 A reference to John Paul II’s trip to Poland in 1979, one year after beginning his pontificate. The capitalization of the pronouns is from the original.
 These are quotations from sermons delivered by John Paul II during that trip in 1979. The first passage is actually from Józef Piłsudski, though John Paul II did quote the line.
 Several of the most prominent figures of the Polish Enlightenment were priests, albeit controversial and heterodox ones.
 Stefan Wyszyński was the Primate from 1948-1981. At the time, the Primate (Prymas) was the leader of the Church in Poland, though after 1994 the position was transformed into an honorary one, and the chairman of the national council of bishops (who is elected with a five-year term) became the actual administrative head of the Church. After the celebration in 1966 of the 1000-year anniversary of the baptism of the first Christian ruler of Poland, Prince Mieszko, Cardinal Wyszyński became known as the “Primate of the Millennium.”
 Axiology is the philosophy study of value (in the ethical and aesthetic sense). Catholic authors in Poland often contrast neutral procedural democracy with an axiologically justified democracy based on Catholic values.
 The original Polish is not as repetitive: “personalistyczną koncepcję człowieka.” Catholic personalism is a philosophical and theological approach that contrasts “the person,” understood as both a material and spiritual being, with the liberal concept of “the individual.” Personalists argue that liberal individualism reduces us to a socially isolated, materialistic, nihilistic existence, and advocates instead a more holistic recognition of the inherent dignity of the socially embedded and spiritually elevated person.
 Between 1795 and 1918 there was no fully independent Polish state, though there were various semi-autonomous entities tied to either Russia, Prussia, or Austria-Hungary.
 “Pułapka średniego rozwoju”: the idea that Poland is stuck in an intermediate position between the impoverished Third World and the wealthy First World, blocked from further advancement to the top tier.

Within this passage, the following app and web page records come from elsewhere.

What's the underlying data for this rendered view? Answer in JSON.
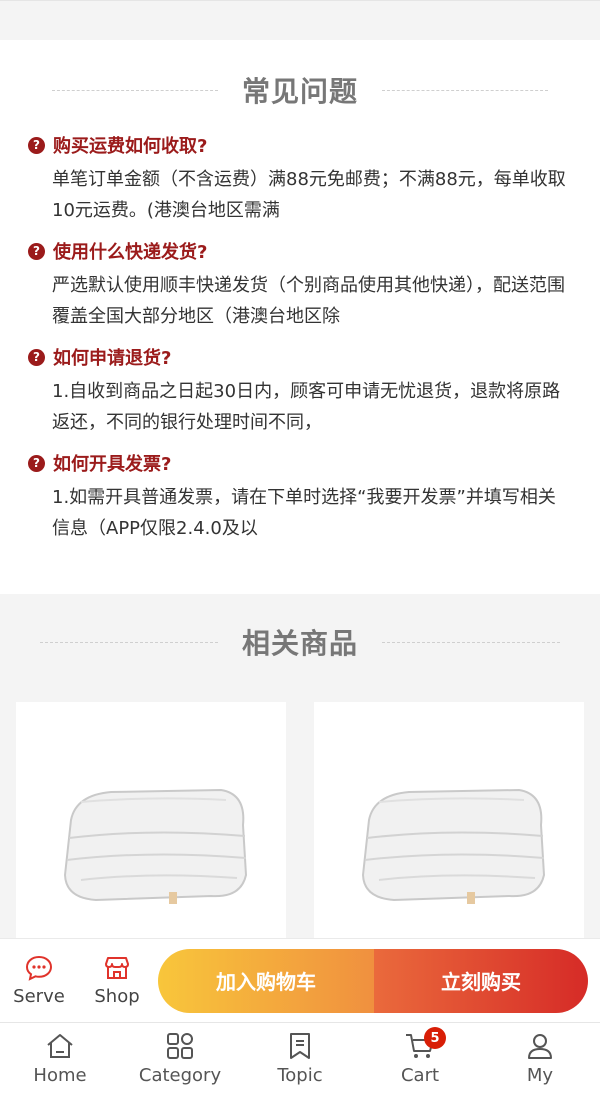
{
  "faq": {
    "title": "常见问题",
    "items": [
      {
        "q": "购买运费如何收取?",
        "a": "单笔订单金额（不含运费）满88元免邮费；不满88元，每单收取10元运费。(港澳台地区需满"
      },
      {
        "q": "使用什么快递发货?",
        "a": "严选默认使用顺丰快递发货（个别商品使用其他快递），配送范围覆盖全国大部分地区（港澳台地区除"
      },
      {
        "q": "如何申请退货?",
        "a": "1.自收到商品之日起30日内，顾客可申请无忧退货，退款将原路返还，不同的银行处理时间不同，"
      },
      {
        "q": "如何开具发票?",
        "a": "1.如需开具普通发票，请在下单时选择“我要开发票”并填写相关信息（APP仅限2.4.0及以"
      }
    ]
  },
  "related": {
    "title": "相关商品"
  },
  "action_bar": {
    "serve_label": "Serve",
    "shop_label": "Shop",
    "add_cart_label": "加入购物车",
    "buy_now_label": "立刻购买"
  },
  "tabs": {
    "home": "Home",
    "category": "Category",
    "topic": "Topic",
    "cart": "Cart",
    "cart_badge": "5",
    "my": "My"
  }
}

 This is an allusion to the belief that previous Polish governments were led by people with ties to various “układy” (a term that could be translated roughly as “networks” or “conspiracies”), aimed at maintaining the power of a narrow elite (often operating behind the scenes).
 This phrase is used on the right in Poland to refer to the idea that gender roles are socially constructed, rather than inherent.
 A play on the term lumpenproletariat, a term used by Karl Marx to refer to the most degraded segments of the working class, the ones that would be the most difficult to ever elevate to class-consciousness.
 A reference to a plan to increase welfare benefits to families with multiple children.
 A reference to the fact that many Poles have incomes below the statistical average.
 The PiS government was purging the civil service, replacing hundreds of state employees with people who supported their party. To support this move, they argued that the current civil service staff supported the previous government.
 Probably a reference to the PiS government’s attempt to weaken the authority of the Constitutional Tribunal, or perhaps a reference to their plan to replace independent prosecutors with people responsible to the Minister of Justice.